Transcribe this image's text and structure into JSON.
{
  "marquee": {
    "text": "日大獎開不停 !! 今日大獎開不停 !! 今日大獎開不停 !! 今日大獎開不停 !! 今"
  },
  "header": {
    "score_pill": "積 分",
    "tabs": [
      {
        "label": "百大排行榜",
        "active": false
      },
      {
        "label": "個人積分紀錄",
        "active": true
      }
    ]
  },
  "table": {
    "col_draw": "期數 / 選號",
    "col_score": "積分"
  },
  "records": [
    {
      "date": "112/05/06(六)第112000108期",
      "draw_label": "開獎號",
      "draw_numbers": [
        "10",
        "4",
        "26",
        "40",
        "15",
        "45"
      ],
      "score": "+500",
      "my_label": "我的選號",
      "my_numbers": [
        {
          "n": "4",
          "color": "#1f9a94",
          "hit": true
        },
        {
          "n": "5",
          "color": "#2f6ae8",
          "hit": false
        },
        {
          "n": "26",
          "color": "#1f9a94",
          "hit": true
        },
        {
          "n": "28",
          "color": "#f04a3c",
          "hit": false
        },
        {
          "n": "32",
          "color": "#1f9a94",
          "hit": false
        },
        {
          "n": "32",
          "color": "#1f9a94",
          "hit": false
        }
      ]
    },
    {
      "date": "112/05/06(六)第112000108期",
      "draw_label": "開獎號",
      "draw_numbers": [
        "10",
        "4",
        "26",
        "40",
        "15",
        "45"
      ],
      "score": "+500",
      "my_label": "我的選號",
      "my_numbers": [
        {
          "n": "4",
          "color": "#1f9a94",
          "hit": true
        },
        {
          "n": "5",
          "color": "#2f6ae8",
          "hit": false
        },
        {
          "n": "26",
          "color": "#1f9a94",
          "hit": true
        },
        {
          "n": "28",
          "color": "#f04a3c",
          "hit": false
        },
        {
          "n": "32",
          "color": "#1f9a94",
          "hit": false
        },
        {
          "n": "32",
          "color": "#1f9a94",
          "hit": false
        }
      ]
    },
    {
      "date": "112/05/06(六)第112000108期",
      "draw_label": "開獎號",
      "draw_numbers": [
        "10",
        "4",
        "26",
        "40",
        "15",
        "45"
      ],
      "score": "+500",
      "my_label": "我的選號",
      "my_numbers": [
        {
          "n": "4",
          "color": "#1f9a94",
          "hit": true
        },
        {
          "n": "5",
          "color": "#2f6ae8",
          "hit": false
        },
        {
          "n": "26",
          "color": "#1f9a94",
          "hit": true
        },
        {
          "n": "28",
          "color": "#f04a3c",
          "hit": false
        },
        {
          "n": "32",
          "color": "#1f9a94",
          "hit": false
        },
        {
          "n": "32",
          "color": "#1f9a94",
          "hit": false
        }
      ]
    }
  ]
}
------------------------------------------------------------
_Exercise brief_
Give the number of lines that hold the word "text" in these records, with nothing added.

_Finished task_
2